Bob Koop sitting at the wheel of a 1985 Chevy Celebrity

By Steve Cichon

Bob Koop, sitting behind the wheel of photojournalist Dan Summerville’s 1985 Chevy Celebrity news cruiser.

I’m blessed that as a child of the 80s, my ol’man did a lot of channel changing during the local TV news– or should I say, since our TV didn’t have a remote for most of the 80s, that I did a lot of channel changing at dad’s command.

I’m glad I got to watch a lot of Bob Koop. His look and sound were perfect, but his sense for news and writing skills were even better. Even without knowing it, I think I started figuring out how I wanted to be on the news sitting next to my dad watching Bob and Carol most nights on News 4 at 6… Directed by Mike Cunningham, Produced by Vic Baker.

I was honored to work with him once– producing a radio show he was filling in on shortly before he died from Leukemia at the age of 48.

All that… and this is just a really cool super 80s photo.

Buffalo in the ’80s: Pioneering female news anchor Carol Jasen

By Steve Cichon

When 28-year-old Carol Crissey came to Buffalo at the tail end of the 1970s, her resume boasted a working knowledge of four languages (German, Spanish, French, plus Greek and Latin) and four instruments (cello, guitar, oboe and piano).

Buffalo News archives

Leaving Buffalo 25 years later, she was Buffalo’s pre-eminent and “most watchable” news anchor.

Often described as “elegant” in the pages of The News by reporters and critics, readers also voted Carol as the “Sexiest Woman in Western New York” several years running in the late ’90s.

With Kevin O’Connell, 1990. (Buffalo News archives)

Carol was there as the world and the world of TV news became increasingly less misogynistic.

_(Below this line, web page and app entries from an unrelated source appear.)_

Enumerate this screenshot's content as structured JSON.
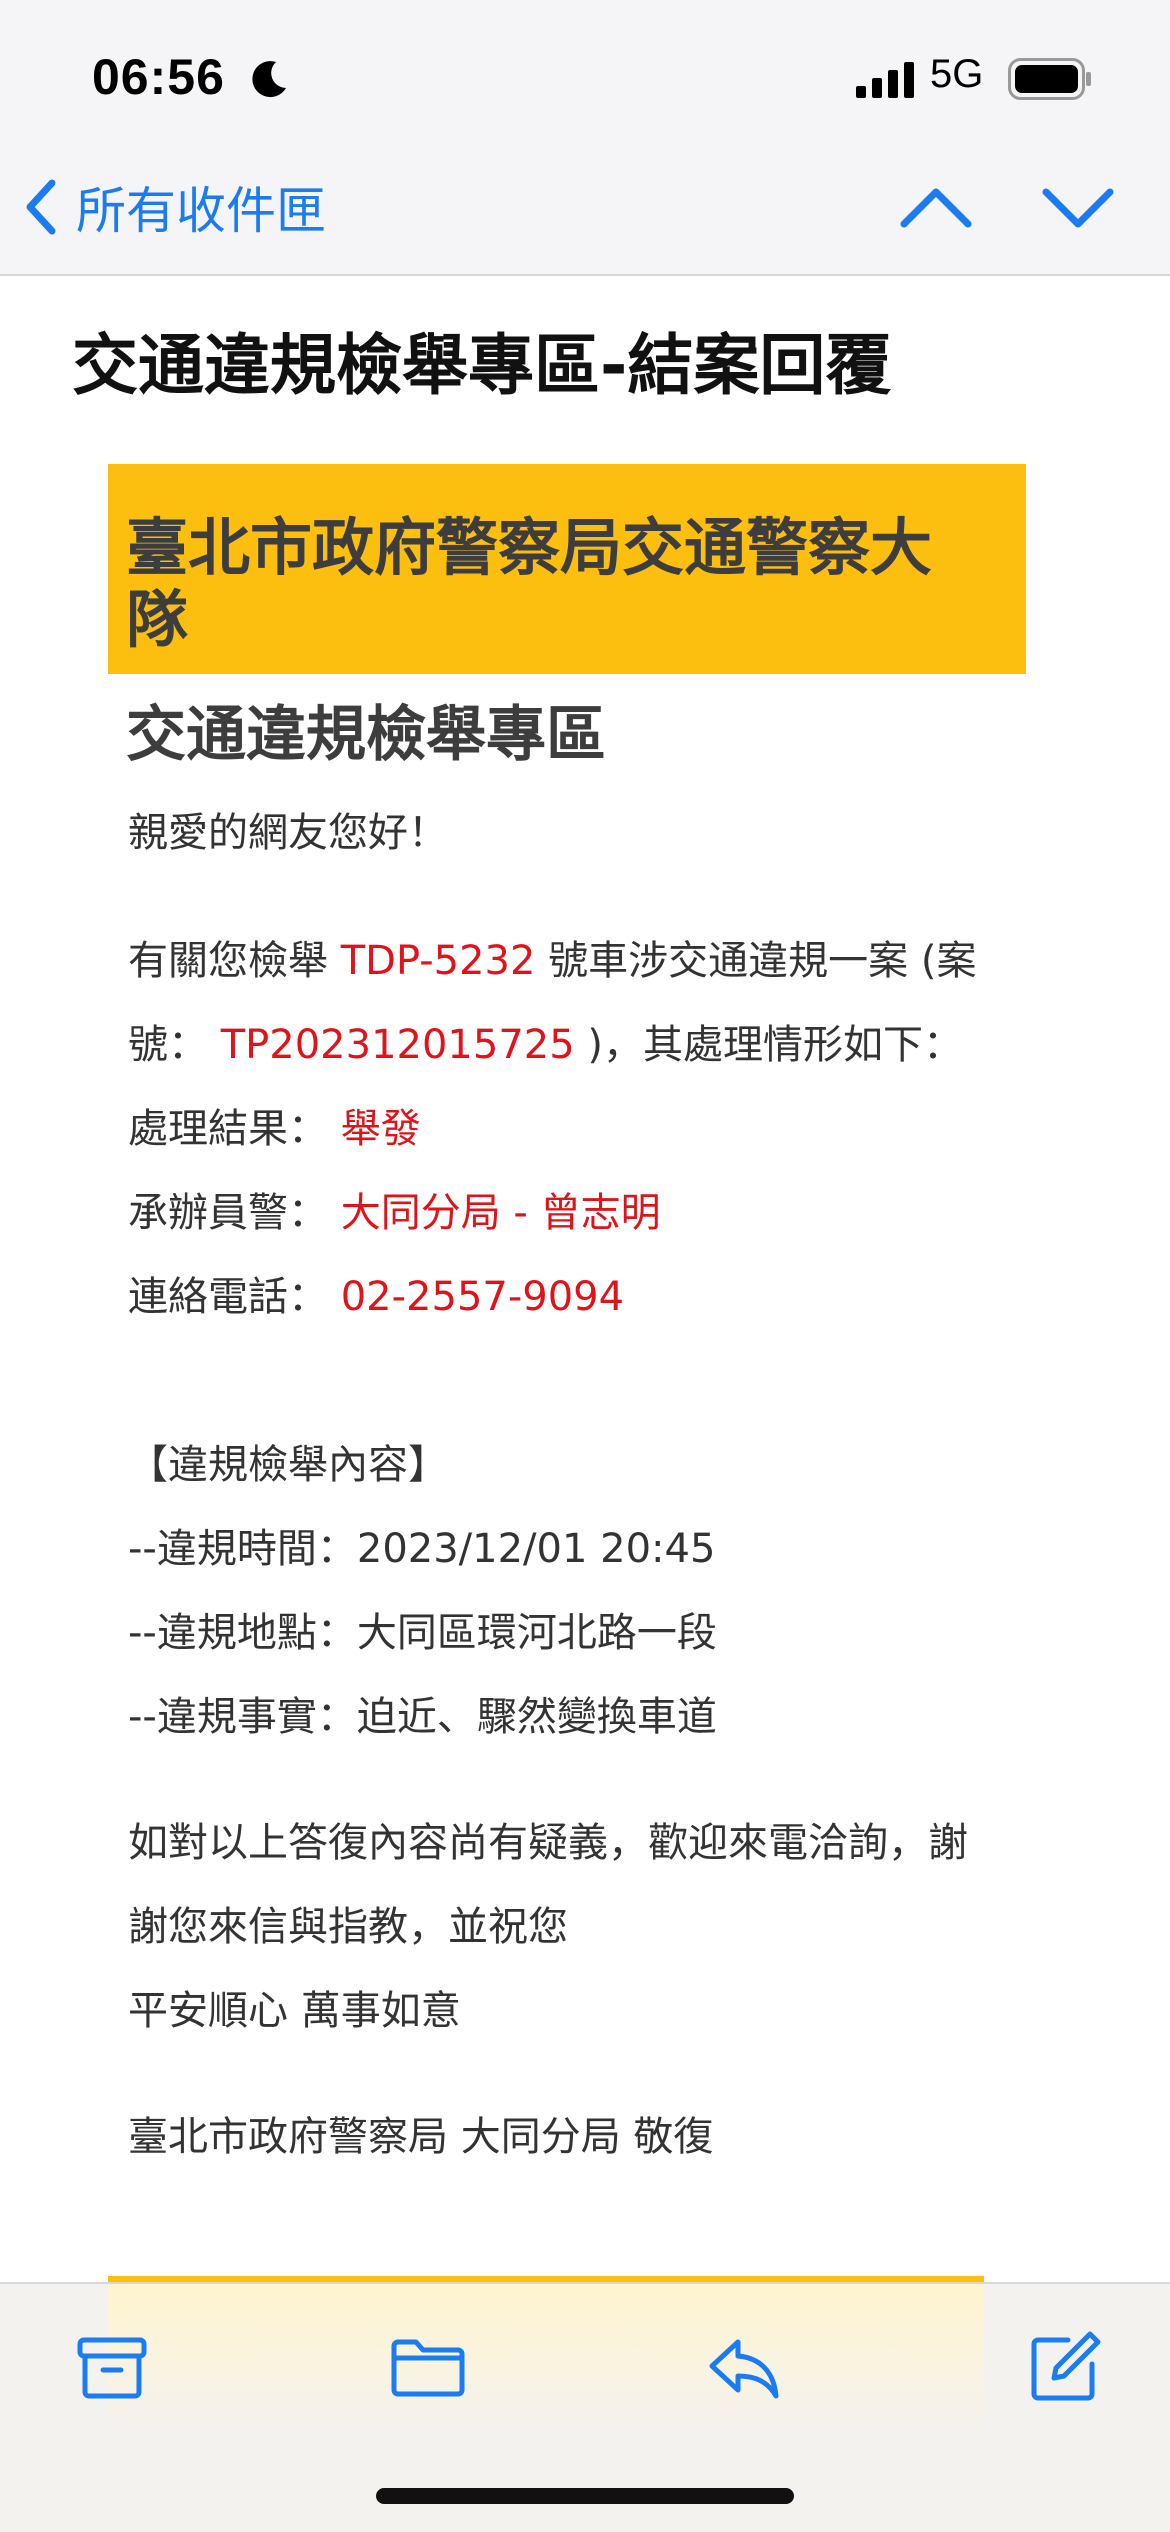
{
  "status_bar": {
    "time": "06:56",
    "network": "5G",
    "icons": [
      "moon-icon",
      "signal-icon",
      "battery-icon"
    ]
  },
  "nav": {
    "back_label": "所有收件匣",
    "icons": [
      "back-chevron-icon",
      "chevron-up-icon",
      "chevron-down-icon"
    ]
  },
  "email": {
    "subject": "交通違規檢舉專區-結案回覆",
    "banner_line1": "臺北市政府警察局交通警察大",
    "banner_line2": "隊",
    "section_title": "交通違規檢舉專區",
    "greeting": "親愛的網友您好！",
    "p1_pre": "有關您檢舉",
    "plate": "TDP-5232",
    "p1_post": "號車涉交通違規一案 (案",
    "p2_pre": "號：",
    "case_no": "TP202312015725",
    "p2_post": ")，其處理情形如下：",
    "result_label": "處理結果：",
    "result_value": "舉發",
    "officer_label": "承辦員警：",
    "officer_value": "大同分局 - 曾志明",
    "phone_label": "連絡電話：",
    "phone_value": "02-2557-9094",
    "content_heading": "【違規檢舉內容】",
    "violation_time": "--違規時間：2023/12/01 20:45",
    "violation_place": "--違規地點：大同區環河北路一段",
    "violation_fact": "--違規事實：迫近、驟然變換車道",
    "closing_line1": "如對以上答復內容尚有疑義，歡迎來電洽詢，謝",
    "closing_line2": "謝您來信與指教，並祝您",
    "closing_line3": "平安順心 萬事如意",
    "signature": "臺北市政府警察局 大同分局 敬復"
  },
  "toolbar": {
    "icons": [
      "archive-icon",
      "folder-icon",
      "reply-icon",
      "compose-icon"
    ]
  },
  "colors": {
    "accent_blue": "#1a7cf0",
    "banner_yellow": "#fcbf0f",
    "highlight_red": "#e0131a"
  }
}
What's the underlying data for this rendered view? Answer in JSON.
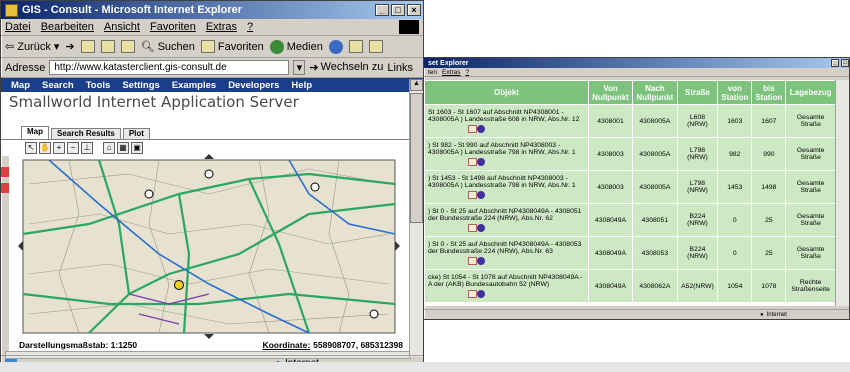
{
  "main_window": {
    "title": "GIS - Consult - Microsoft Internet Explorer",
    "menu": [
      "Datei",
      "Bearbeiten",
      "Ansicht",
      "Favoriten",
      "Extras",
      "?"
    ],
    "toolbar": {
      "back": "Zurück",
      "search": "Suchen",
      "favorites": "Favoriten",
      "media": "Medien"
    },
    "address_label": "Adresse",
    "address_value": "http://www.katasterclient.gis-consult.de",
    "go_label": "Wechseln zu",
    "links_label": "Links",
    "app_nav": [
      "Map",
      "Search",
      "Tools",
      "Settings",
      "Examples",
      "Developers",
      "Help"
    ],
    "app_title": "Smallworld Internet Application Server",
    "tabs": [
      "Map",
      "Search Results",
      "Plot"
    ],
    "scale_label": "Darstellungsmaßstab: 1:1250",
    "coord_label": "Koordinate:",
    "coord_value": "558908707, 685312398",
    "status_zone": "Internet"
  },
  "second_window": {
    "title": "set Explorer",
    "menu": [
      "ten",
      "Extras",
      "?"
    ],
    "status_zone": "Internet",
    "table": {
      "headers": [
        "Objekt",
        "Von Nullpunkt",
        "Nach Nullpunkt",
        "Straße",
        "von Station",
        "bis Station",
        "Lagebezug"
      ],
      "rows": [
        {
          "objekt": "St 1603 - St 1607 auf Abschnitt NP4308001 - 4308005A ) Landesstraße 608 in NRW, Abs.Nr. 12",
          "von_np": "4308001",
          "nach_np": "4308005A",
          "strasse": "L608 (NRW)",
          "von_st": "1603",
          "bis_st": "1607",
          "lage": "Gesamte Straße"
        },
        {
          "objekt": ") St 982 - St 990 auf Abschnitt NP4308003 - 4308005A ) Landesstraße 798 in NRW, Abs.Nr. 1",
          "von_np": "4308003",
          "nach_np": "4308005A",
          "strasse": "L798 (NRW)",
          "von_st": "982",
          "bis_st": "990",
          "lage": "Gesamte Straße"
        },
        {
          "objekt": ") St 1453 - St 1498 auf Abschnitt NP4308003 - 4308005A ) Landesstraße 798 in NRW, Abs.Nr. 1",
          "von_np": "4308003",
          "nach_np": "4308005A",
          "strasse": "L798 (NRW)",
          "von_st": "1453",
          "bis_st": "1498",
          "lage": "Gesamte Straße"
        },
        {
          "objekt": ") St 0 - St 25 auf Abschnitt NP4308049A - 4308051 der Bundesstraße 224 (NRW), Abs.Nr. 62",
          "von_np": "4308049A",
          "nach_np": "4308051",
          "strasse": "B224 (NRW)",
          "von_st": "0",
          "bis_st": "25",
          "lage": "Gesamte Straße"
        },
        {
          "objekt": ") St 0 - St 25 auf Abschnitt NP4308049A - 4308053 der Bundesstraße 224 (NRW), Abs.Nr. 63",
          "von_np": "4308049A",
          "nach_np": "4308053",
          "strasse": "B224 (NRW)",
          "von_st": "0",
          "bis_st": "25",
          "lage": "Gesamte Straße"
        },
        {
          "objekt": "cke) St 1054 - St 1078 auf Abschnitt NP4308049A - A der (AKB) Bundesautobahn 52 (NRW)",
          "von_np": "4308049A",
          "nach_np": "4308062A",
          "strasse": "A52(NRW)",
          "von_st": "1054",
          "bis_st": "1078",
          "lage": "Rechte Straßenseite"
        }
      ]
    }
  },
  "colors": {
    "title_start": "#0a246a",
    "title_end": "#a6caf0",
    "nav_blue": "#1a3e8c",
    "header_green": "#7dc27d",
    "cell_green": "#cde9c4"
  }
}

At stodgy, stuffy old Channel 4, where until recently the TV news anchors hadn’t changed much since the ’50s, Carol was the first woman to anchor the news regularly on weeknights. It was news — glimmer of hope for humanity variety — when she signed a contract that would allow her to anchor the news into her 40s.

“There was a time when I thought I wouldn’t have a job in my mid-30s,” she told News Critic Alan Pergament in 1987. “When I started in broadcasting in 1973 … women weren’t allowed to age on television.”

Another glass ceiling was broken when she signed a contract that would send her into our homes at 6 and 11 past her 50th birthday.

“Isn’t it wonderful?” she reflected in 1998. “When I heard that women in their mid- to late 40s were considered very valuable, it did my heart very good. I’m told it’s because baby boomers are watching other baby boomers.”

Buffalo Mayoral debate, 1985. (Buffalo News archives)

Through the 23 years she worked at WIVB-TV, Carol Jasen (who is noe known as Carol Crissey-Nigrelli) anchored at various times the noon, 6 and 11 p.m. newscasts with a long list of co-anchors. Her first assignment was co-anchoring with John Beard in 1980, then Bob Koop in 1981, Kevin O’Connell in 1990, Don Postles in 1993, and occasional stints with Rick Pfeiffer, Rich Newberg and Kathy Polanko, among others.

On set with Bob Koop, 1986. (Buffalo News archives)

Through most of those years, Carol and her co-anchor were No. 2 in the ratings, as the less theatrical alternative to Irv, Rick and Tom on Channel 7. After one late ’80s ratings jump closed the gap with Eyewitness News, News Critic Anthony Violanti prophesied, “Move over Uncle Irv. Here comes Aunt Carol.” After Irv Weinstein’s retirement in 1998, Carol and Channel 4 took over the No. 1 spot until she retired and beyond.

With Jasen becoming Buffalo’s most popular and longest-tenured news anchor with Weinstein gone, in Irv’s book– handing the hairspray-can-baton over to Carol seemed to be as good a choice as any.

“Carol is not only one of the best anchors, she’s also got class,” Weinstein said upon Carol’s induction to the Buffalo Broadcasting Hall of Fame. “We were competitors, but we were enemies who thoroughly respected each other.”

Buffalo News archives

Carol retired from TV news in 2002 and married former Channel 4 reporter Craig Nigrelli, who is now a news anchor in Omaha. Looking at television news today, she’s glad she played her part when she did.

“If I was a success at Ch. 4,” she told News critic Jeff Simon in 2011, “it was because I was surrounded by professionals. The anchors, producers, reporters and photographers all had years of experience. In the age before the Internet, every newsroom had walking, talking encyclopedias who could tell you the history of the city, the history of an issue, the movers and shakers in town — and they were willing to teach anyone who was new.”